__Exercise requirements__. Your task is to return the line containing "What data populates" and each line after it through the end of the entries, exactly, with no other lines.

Start of Records shown

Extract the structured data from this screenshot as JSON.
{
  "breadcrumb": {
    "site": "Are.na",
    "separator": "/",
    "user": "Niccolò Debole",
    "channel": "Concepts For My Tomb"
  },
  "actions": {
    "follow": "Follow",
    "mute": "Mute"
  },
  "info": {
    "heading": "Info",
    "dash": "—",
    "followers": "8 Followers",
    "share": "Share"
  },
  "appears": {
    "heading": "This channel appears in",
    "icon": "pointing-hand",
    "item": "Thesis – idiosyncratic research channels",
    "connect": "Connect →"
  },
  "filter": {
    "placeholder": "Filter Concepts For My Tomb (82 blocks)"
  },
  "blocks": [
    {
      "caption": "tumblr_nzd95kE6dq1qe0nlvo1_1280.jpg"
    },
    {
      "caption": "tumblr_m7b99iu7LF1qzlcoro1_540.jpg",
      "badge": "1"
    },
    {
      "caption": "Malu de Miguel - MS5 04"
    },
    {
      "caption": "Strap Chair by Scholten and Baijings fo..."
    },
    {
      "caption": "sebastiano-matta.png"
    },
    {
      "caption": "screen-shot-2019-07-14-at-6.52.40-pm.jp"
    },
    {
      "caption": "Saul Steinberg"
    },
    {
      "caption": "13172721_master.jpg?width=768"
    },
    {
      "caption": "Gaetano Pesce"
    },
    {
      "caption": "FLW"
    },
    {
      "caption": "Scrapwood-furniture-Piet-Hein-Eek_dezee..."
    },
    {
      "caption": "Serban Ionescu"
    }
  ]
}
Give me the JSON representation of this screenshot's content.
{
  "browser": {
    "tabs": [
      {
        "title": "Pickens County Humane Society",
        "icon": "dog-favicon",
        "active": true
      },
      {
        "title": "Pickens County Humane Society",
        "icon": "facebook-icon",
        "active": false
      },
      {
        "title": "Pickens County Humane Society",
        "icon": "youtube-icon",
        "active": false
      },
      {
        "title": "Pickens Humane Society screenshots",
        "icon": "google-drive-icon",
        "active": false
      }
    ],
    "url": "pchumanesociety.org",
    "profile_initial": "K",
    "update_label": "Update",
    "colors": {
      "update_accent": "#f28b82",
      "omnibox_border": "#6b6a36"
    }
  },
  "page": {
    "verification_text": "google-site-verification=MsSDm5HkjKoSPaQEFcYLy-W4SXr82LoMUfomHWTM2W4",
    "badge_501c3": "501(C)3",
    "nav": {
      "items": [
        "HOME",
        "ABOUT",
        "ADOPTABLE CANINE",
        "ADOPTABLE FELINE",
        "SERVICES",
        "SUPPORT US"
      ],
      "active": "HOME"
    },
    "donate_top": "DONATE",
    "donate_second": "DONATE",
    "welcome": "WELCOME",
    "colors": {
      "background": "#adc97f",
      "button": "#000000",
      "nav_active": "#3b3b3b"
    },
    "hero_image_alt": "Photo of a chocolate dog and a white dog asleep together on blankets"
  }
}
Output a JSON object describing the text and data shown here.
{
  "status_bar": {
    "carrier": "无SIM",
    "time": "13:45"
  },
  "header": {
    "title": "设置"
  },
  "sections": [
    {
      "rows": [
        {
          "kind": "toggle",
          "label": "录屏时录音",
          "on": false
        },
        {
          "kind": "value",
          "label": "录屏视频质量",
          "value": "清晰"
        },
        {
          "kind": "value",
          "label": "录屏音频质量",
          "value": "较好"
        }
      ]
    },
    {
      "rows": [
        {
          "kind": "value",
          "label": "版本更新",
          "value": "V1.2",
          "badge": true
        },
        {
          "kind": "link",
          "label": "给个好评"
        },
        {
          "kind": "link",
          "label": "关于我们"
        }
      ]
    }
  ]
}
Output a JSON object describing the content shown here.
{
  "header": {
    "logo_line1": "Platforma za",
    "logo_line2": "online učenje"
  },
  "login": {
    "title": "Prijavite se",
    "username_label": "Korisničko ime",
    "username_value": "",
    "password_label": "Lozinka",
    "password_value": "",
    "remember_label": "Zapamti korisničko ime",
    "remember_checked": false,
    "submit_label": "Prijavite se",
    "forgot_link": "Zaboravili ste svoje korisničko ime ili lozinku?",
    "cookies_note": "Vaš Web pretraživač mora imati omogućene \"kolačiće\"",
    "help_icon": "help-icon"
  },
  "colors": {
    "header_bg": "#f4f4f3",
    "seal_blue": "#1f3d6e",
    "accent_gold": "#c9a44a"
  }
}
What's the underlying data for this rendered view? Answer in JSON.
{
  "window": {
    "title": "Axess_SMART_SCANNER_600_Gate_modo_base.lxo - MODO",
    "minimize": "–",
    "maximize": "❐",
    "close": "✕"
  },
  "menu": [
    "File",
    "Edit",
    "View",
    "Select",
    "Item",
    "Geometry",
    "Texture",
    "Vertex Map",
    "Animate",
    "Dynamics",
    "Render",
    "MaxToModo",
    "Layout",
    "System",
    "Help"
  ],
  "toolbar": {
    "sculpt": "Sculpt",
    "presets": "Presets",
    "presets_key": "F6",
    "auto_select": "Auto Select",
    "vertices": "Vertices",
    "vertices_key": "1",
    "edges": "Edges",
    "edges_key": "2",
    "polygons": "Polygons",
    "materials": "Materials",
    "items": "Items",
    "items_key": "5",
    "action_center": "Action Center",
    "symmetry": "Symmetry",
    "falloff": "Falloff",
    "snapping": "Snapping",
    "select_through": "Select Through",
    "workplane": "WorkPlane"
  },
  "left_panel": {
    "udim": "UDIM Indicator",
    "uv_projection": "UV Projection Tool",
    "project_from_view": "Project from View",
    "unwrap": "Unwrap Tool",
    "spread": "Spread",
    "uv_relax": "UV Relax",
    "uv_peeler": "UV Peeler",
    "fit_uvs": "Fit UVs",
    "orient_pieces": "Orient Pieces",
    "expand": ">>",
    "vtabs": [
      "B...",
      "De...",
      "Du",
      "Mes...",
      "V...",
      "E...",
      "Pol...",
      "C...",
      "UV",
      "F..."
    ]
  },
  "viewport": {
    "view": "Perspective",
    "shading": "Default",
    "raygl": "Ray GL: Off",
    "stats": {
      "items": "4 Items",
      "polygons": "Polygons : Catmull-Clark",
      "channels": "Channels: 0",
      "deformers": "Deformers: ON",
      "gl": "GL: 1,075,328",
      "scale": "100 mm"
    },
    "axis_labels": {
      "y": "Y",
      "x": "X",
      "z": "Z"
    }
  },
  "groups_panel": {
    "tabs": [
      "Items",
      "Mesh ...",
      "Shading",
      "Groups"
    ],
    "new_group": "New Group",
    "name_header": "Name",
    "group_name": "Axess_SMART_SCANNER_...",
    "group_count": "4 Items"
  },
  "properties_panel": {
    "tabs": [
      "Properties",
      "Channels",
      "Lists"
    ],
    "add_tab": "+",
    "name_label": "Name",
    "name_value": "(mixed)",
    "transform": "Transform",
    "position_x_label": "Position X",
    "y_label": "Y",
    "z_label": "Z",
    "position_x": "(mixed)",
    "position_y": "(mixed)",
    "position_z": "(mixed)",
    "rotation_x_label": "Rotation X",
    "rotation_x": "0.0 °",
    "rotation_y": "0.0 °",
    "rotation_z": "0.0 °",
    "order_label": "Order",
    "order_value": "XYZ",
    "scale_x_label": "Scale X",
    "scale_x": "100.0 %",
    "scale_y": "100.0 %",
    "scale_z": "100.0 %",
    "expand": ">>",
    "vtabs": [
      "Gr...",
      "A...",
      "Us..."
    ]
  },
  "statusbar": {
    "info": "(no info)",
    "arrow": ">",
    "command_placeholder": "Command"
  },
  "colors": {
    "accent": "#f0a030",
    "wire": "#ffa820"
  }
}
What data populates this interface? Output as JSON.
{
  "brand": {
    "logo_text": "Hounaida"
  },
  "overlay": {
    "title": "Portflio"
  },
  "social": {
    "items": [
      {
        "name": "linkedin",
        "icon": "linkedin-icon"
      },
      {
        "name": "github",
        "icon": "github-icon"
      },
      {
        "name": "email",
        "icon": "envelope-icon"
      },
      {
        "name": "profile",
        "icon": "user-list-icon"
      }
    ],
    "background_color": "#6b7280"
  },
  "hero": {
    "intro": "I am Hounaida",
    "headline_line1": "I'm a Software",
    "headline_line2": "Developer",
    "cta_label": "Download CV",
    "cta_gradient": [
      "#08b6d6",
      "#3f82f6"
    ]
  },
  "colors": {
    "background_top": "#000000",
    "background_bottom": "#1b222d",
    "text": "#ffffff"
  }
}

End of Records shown

__Written solution__.
What data populates this interface? Output as JSON.
{
  "brand": {
    "logo_text": "Hounaida"
  },
  "overlay": {
    "title": "Portflio"
  },
  "social": {
    "items": [
      {
        "name": "linkedin",
        "icon": "linkedin-icon"
      },
      {
        "name": "github",
        "icon": "github-icon"
      },
      {
        "name": "email",
        "icon": "envelope-icon"
      },
      {
        "name": "profile",
        "icon": "user-list-icon"
      }
    ],
    "background_color": "#6b7280"
  },
  "hero": {
    "intro": "I am Hounaida",
    "headline_line1": "I'm a Software",
    "headline_line2": "Developer",
    "cta_label": "Download CV",
    "cta_gradient": [
      "#08b6d6",
      "#3f82f6"
    ]
  },
  "colors": {
    "background_top": "#000000",
    "background_bottom": "#1b222d",
    "text": "#ffffff"
  }
}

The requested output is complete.